_Input data_:

-- -- --

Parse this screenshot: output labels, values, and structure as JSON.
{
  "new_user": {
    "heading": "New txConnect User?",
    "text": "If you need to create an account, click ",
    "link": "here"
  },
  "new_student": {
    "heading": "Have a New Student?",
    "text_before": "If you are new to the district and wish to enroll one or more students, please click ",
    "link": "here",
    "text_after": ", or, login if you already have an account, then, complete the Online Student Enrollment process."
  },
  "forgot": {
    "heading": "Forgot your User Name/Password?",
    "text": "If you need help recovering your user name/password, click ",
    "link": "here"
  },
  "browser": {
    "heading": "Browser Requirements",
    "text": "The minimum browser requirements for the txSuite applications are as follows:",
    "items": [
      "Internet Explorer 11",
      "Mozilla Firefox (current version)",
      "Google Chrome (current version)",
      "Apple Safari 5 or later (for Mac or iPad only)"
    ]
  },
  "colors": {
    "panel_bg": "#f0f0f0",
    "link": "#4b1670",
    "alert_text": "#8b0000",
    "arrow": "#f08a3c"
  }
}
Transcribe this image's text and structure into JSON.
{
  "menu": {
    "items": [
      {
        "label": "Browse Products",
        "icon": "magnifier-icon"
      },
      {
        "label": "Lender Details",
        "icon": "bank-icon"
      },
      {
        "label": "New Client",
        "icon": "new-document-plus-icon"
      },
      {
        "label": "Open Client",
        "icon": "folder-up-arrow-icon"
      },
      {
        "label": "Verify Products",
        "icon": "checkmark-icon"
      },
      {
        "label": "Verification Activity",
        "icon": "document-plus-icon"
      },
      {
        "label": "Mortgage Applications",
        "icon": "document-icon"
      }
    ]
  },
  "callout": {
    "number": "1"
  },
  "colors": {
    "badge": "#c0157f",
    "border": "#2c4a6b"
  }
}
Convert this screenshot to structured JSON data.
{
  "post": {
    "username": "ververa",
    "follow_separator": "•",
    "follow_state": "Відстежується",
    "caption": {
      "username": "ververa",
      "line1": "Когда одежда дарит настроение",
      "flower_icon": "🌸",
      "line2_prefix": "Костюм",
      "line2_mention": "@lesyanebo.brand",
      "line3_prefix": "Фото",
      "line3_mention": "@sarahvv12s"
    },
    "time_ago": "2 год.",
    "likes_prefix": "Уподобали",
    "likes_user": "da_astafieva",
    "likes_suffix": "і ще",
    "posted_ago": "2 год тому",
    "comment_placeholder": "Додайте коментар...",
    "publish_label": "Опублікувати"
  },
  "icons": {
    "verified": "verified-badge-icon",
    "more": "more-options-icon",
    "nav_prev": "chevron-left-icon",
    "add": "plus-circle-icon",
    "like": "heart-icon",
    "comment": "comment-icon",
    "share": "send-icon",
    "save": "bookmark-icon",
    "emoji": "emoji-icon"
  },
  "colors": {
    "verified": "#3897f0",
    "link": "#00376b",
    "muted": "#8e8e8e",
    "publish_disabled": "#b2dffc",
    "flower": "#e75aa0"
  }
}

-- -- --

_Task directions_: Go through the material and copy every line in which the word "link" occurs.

_Your solution_:
    "link": "here"
    "link": "here",
    "link": "here"
    "link": "#4b1670",
    "link": "#00376b",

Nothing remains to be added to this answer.